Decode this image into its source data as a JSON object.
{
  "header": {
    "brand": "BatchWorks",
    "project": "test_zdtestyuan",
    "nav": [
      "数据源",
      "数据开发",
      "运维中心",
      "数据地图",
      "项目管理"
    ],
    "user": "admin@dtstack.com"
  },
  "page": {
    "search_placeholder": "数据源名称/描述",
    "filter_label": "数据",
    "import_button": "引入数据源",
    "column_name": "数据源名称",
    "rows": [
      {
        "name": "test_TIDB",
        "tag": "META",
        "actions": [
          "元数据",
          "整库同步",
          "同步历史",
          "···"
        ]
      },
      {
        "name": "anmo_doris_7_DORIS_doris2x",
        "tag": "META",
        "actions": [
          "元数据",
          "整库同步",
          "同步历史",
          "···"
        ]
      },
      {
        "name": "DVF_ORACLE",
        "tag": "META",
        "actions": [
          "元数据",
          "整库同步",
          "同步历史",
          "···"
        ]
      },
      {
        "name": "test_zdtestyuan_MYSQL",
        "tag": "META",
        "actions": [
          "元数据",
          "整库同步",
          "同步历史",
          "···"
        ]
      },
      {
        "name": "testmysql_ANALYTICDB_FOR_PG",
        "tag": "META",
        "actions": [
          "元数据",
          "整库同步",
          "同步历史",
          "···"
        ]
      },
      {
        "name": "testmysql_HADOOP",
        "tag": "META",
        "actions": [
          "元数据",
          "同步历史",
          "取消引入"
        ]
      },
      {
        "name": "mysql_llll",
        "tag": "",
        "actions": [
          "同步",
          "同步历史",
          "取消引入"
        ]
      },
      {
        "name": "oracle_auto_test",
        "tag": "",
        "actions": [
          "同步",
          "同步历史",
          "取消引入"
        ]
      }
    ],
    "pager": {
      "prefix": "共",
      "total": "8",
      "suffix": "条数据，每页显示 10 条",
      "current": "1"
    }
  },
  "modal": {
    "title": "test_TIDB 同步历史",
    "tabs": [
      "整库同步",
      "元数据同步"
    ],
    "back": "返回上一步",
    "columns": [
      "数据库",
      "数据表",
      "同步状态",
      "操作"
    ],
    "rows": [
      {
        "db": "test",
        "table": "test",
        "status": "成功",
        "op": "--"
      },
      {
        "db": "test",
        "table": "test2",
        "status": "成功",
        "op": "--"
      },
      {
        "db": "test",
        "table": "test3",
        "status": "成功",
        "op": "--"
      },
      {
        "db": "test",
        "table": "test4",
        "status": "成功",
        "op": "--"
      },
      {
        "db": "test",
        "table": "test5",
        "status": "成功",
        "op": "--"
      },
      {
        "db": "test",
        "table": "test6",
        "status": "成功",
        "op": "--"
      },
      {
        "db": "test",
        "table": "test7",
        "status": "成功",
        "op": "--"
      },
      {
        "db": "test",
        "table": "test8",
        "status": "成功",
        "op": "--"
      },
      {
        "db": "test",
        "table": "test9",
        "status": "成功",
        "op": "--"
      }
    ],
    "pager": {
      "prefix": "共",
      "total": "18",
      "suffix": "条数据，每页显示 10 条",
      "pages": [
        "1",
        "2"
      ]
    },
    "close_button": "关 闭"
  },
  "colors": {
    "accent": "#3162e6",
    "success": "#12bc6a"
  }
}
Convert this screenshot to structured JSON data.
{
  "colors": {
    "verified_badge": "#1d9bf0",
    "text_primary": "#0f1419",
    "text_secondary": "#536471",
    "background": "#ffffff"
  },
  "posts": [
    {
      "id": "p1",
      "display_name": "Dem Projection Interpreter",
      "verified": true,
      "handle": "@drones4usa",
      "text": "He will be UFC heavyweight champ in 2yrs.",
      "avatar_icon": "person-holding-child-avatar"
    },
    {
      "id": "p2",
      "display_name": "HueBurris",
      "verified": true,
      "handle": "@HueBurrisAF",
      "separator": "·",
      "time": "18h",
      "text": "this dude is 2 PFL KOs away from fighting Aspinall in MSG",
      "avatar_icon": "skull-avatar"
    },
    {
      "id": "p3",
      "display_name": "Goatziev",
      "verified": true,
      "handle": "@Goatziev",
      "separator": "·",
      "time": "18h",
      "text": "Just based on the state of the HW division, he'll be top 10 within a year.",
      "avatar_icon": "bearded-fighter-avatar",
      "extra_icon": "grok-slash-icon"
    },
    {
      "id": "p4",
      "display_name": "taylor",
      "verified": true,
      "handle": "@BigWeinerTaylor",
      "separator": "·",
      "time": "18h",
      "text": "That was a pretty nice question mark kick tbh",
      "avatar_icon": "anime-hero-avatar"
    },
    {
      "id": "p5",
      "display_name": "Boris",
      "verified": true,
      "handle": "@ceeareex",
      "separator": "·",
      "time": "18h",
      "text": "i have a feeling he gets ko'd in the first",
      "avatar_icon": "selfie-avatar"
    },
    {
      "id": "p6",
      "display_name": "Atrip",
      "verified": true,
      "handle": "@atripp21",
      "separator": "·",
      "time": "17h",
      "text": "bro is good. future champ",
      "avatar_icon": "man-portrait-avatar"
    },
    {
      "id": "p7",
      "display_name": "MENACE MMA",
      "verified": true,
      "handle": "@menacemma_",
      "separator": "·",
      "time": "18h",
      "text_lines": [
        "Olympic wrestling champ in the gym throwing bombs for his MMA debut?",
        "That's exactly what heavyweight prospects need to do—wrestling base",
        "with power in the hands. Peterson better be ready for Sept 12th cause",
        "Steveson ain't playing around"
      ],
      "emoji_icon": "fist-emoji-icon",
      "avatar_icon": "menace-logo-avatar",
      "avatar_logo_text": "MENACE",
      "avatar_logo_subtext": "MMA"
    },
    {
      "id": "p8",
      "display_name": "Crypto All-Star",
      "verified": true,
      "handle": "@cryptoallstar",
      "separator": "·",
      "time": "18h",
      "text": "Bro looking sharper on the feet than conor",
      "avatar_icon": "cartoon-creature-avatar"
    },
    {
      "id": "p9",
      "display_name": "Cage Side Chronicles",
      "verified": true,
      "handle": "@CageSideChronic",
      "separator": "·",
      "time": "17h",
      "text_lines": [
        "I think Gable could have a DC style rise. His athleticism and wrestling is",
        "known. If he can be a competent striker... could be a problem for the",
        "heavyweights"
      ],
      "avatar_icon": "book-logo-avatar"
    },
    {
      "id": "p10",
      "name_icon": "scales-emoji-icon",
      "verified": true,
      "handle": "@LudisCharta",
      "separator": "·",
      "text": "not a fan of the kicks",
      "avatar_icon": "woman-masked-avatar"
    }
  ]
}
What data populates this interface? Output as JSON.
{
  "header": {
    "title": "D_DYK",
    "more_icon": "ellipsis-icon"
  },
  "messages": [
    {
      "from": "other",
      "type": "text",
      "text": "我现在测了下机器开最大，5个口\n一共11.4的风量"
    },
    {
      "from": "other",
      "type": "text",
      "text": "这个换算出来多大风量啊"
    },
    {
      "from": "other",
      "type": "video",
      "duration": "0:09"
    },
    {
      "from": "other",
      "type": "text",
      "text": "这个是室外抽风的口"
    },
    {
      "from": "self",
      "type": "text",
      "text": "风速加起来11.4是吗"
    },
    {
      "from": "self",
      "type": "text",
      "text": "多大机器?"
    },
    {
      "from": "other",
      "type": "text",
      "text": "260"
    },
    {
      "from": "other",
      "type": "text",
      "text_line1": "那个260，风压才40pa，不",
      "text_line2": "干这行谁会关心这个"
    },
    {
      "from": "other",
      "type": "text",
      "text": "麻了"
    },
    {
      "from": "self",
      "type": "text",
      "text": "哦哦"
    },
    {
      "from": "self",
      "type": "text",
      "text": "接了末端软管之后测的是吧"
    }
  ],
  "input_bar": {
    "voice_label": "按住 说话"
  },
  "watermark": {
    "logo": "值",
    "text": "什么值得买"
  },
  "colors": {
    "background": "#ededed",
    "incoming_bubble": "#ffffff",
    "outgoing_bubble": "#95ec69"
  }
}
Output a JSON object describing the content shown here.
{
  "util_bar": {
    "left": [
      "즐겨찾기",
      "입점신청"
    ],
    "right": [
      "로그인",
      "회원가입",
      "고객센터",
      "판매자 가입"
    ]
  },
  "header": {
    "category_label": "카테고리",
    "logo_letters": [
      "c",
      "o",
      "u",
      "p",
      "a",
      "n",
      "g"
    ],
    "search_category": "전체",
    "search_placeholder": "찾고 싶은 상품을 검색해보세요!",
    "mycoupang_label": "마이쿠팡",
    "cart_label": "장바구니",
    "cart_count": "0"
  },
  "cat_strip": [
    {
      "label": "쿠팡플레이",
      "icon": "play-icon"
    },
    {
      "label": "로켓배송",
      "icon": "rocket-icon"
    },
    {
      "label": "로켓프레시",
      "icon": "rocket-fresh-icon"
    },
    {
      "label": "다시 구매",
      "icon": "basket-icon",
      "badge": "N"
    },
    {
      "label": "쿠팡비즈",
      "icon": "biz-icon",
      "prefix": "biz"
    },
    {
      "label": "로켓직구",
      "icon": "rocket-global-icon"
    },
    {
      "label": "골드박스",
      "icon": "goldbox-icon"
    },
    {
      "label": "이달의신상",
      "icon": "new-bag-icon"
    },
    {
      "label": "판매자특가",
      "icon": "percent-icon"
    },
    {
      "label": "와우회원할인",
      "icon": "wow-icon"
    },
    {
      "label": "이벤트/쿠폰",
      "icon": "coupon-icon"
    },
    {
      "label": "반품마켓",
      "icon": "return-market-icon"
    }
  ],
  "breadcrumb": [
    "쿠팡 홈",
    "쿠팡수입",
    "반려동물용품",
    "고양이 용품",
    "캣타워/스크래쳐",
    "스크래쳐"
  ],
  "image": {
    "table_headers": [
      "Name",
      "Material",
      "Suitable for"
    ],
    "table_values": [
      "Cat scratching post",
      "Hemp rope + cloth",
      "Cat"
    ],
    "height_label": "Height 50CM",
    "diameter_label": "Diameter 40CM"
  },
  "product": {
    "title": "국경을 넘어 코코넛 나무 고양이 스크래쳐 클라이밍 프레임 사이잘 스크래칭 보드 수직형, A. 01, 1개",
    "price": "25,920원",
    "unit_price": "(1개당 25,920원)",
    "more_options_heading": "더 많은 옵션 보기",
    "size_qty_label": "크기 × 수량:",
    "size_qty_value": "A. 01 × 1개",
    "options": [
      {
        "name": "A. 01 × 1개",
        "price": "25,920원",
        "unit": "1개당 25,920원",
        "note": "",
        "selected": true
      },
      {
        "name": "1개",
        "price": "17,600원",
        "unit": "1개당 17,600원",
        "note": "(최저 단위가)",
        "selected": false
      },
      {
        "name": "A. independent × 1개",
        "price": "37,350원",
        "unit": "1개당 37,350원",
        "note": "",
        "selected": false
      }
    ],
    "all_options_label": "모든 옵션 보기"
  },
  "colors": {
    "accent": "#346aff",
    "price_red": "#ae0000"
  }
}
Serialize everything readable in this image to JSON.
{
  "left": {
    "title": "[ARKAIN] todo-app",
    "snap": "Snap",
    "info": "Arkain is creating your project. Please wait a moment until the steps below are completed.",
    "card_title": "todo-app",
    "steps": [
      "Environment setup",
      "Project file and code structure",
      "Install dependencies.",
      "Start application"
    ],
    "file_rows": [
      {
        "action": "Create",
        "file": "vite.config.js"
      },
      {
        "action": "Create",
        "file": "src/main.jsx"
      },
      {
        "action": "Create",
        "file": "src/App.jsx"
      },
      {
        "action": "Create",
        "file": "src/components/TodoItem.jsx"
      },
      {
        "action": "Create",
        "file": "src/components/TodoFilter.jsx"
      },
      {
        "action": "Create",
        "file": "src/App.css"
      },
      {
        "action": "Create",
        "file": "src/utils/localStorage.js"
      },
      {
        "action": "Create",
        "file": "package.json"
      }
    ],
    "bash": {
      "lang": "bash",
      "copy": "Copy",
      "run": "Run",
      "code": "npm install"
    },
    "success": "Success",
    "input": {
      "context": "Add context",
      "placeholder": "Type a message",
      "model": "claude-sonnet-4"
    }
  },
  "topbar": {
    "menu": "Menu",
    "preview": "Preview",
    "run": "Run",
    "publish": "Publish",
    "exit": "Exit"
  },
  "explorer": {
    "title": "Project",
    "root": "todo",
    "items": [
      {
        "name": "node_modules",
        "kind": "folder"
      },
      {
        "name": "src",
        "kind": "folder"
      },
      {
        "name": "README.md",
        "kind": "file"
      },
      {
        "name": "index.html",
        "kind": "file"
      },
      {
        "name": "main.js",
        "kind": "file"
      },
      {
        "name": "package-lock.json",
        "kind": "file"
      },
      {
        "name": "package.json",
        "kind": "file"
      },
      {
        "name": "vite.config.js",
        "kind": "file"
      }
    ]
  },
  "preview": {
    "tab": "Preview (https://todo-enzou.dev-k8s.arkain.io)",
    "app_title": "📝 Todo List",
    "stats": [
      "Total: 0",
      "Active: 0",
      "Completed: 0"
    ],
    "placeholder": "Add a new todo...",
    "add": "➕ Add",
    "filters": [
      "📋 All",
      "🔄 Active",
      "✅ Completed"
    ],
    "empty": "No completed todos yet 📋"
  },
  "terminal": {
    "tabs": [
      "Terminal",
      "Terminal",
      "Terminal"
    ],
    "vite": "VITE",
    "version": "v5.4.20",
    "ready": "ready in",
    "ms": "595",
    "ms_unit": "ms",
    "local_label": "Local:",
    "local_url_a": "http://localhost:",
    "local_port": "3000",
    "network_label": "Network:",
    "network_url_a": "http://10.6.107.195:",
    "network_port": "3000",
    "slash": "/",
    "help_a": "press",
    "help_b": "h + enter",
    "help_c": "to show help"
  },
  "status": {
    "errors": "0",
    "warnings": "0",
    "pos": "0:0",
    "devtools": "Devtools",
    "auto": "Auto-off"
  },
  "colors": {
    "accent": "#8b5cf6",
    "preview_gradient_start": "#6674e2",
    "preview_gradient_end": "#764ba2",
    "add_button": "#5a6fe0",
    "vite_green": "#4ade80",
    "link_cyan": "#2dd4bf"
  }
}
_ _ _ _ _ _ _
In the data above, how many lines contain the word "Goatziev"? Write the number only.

** Expected output **
2